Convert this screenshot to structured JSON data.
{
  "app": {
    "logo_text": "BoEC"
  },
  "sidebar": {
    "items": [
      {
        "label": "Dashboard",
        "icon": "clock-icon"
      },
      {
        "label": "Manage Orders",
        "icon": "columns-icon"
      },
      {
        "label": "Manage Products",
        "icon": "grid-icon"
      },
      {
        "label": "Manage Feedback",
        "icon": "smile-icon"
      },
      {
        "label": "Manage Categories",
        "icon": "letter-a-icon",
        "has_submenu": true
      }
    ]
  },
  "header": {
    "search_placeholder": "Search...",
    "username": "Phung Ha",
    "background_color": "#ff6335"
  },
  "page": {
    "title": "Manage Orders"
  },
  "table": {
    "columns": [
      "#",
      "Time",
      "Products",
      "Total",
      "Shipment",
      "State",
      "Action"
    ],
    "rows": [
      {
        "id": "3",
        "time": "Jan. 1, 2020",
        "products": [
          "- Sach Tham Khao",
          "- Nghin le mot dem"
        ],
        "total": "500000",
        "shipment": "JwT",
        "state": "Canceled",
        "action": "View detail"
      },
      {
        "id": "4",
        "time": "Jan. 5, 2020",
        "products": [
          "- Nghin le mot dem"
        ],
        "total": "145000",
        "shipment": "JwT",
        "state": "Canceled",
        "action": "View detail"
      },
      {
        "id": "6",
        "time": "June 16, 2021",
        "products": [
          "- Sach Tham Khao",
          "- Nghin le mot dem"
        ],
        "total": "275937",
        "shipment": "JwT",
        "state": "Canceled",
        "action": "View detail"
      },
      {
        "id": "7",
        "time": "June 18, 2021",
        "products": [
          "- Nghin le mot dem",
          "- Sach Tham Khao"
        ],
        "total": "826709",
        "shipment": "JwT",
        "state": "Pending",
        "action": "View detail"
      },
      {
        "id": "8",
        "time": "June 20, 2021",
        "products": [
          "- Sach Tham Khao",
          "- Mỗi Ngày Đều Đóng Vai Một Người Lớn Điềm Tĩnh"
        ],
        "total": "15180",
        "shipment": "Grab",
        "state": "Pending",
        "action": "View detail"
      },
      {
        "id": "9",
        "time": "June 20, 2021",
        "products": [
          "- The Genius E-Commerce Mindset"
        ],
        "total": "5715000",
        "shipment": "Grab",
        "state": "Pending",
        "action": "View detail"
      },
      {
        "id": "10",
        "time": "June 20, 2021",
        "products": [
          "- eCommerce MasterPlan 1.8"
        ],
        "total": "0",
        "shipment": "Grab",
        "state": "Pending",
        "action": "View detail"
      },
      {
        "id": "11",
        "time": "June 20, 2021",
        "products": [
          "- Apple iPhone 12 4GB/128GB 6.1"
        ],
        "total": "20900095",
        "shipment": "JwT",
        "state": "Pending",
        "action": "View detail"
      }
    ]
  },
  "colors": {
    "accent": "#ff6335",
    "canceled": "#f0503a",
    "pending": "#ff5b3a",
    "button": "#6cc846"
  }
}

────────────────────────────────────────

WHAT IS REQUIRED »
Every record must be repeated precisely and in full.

ANSWER SECTION »
Convert this screenshot to structured JSON data.
{
  "app": {
    "logo_text": "BoEC"
  },
  "sidebar": {
    "items": [
      {
        "label": "Dashboard",
        "icon": "clock-icon"
      },
      {
        "label": "Manage Orders",
        "icon": "columns-icon"
      },
      {
        "label": "Manage Products",
        "icon": "grid-icon"
      },
      {
        "label": "Manage Feedback",
        "icon": "smile-icon"
      },
      {
        "label": "Manage Categories",
        "icon": "letter-a-icon",
        "has_submenu": true
      }
    ]
  },
  "header": {
    "search_placeholder": "Search...",
    "username": "Phung Ha",
    "background_color": "#ff6335"
  },
  "page": {
    "title": "Manage Orders"
  },
  "table": {
    "columns": [
      "#",
      "Time",
      "Products",
      "Total",
      "Shipment",
      "State",
      "Action"
    ],
    "rows": [
      {
        "id": "3",
        "time": "Jan. 1, 2020",
        "products": [
          "- Sach Tham Khao",
          "- Nghin le mot dem"
        ],
        "total": "500000",
        "shipment": "JwT",
        "state": "Canceled",
        "action": "View detail"
      },
      {
        "id": "4",
        "time": "Jan. 5, 2020",
        "products": [
          "- Nghin le mot dem"
        ],
        "total": "145000",
        "shipment": "JwT",
        "state": "Canceled",
        "action": "View detail"
      },
      {
        "id": "6",
        "time": "June 16, 2021",
        "products": [
          "- Sach Tham Khao",
          "- Nghin le mot dem"
        ],
        "total": "275937",
        "shipment": "JwT",
        "state": "Canceled",
        "action": "View detail"
      },
      {
        "id": "7",
        "time": "June 18, 2021",
        "products": [
          "- Nghin le mot dem",
          "- Sach Tham Khao"
        ],
        "total": "826709",
        "shipment": "JwT",
        "state": "Pending",
        "action": "View detail"
      },
      {
        "id": "8",
        "time": "June 20, 2021",
        "products": [
          "- Sach Tham Khao",
          "- Mỗi Ngày Đều Đóng Vai Một Người Lớn Điềm Tĩnh"
        ],
        "total": "15180",
        "shipment": "Grab",
        "state": "Pending",
        "action": "View detail"
      },
      {
        "id": "9",
        "time": "June 20, 2021",
        "products": [
          "- The Genius E-Commerce Mindset"
        ],
        "total": "5715000",
        "shipment": "Grab",
        "state": "Pending",
        "action": "View detail"
      },
      {
        "id": "10",
        "time": "June 20, 2021",
        "products": [
          "- eCommerce MasterPlan 1.8"
        ],
        "total": "0",
        "shipment": "Grab",
        "state": "Pending",
        "action": "View detail"
      },
      {
        "id": "11",
        "time": "June 20, 2021",
        "products": [
          "- Apple iPhone 12 4GB/128GB 6.1"
        ],
        "total": "20900095",
        "shipment": "JwT",
        "state": "Pending",
        "action": "View detail"
      }
    ]
  },
  "colors": {
    "accent": "#ff6335",
    "canceled": "#f0503a",
    "pending": "#ff5b3a",
    "button": "#6cc846"
  }
}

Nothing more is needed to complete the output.